◆ How to complete this task ◆
Filter the listing below down to the lines holding the word "Anyone", and copy those lines.
··········
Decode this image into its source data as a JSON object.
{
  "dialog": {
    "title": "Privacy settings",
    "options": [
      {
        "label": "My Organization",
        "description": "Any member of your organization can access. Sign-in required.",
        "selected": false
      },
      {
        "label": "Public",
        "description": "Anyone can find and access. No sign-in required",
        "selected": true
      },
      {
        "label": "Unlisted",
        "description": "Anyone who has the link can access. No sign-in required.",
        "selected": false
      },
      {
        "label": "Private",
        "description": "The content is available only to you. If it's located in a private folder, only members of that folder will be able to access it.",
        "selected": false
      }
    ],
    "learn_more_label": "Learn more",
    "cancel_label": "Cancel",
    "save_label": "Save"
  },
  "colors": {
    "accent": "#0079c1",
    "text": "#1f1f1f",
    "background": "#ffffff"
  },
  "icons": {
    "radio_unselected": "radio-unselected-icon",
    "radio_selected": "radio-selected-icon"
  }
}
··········
◆ Solved exercise ◆
        "description": "Anyone can find and access. No sign-in required",
        "description": "Anyone who has the link can access. No sign-in required.",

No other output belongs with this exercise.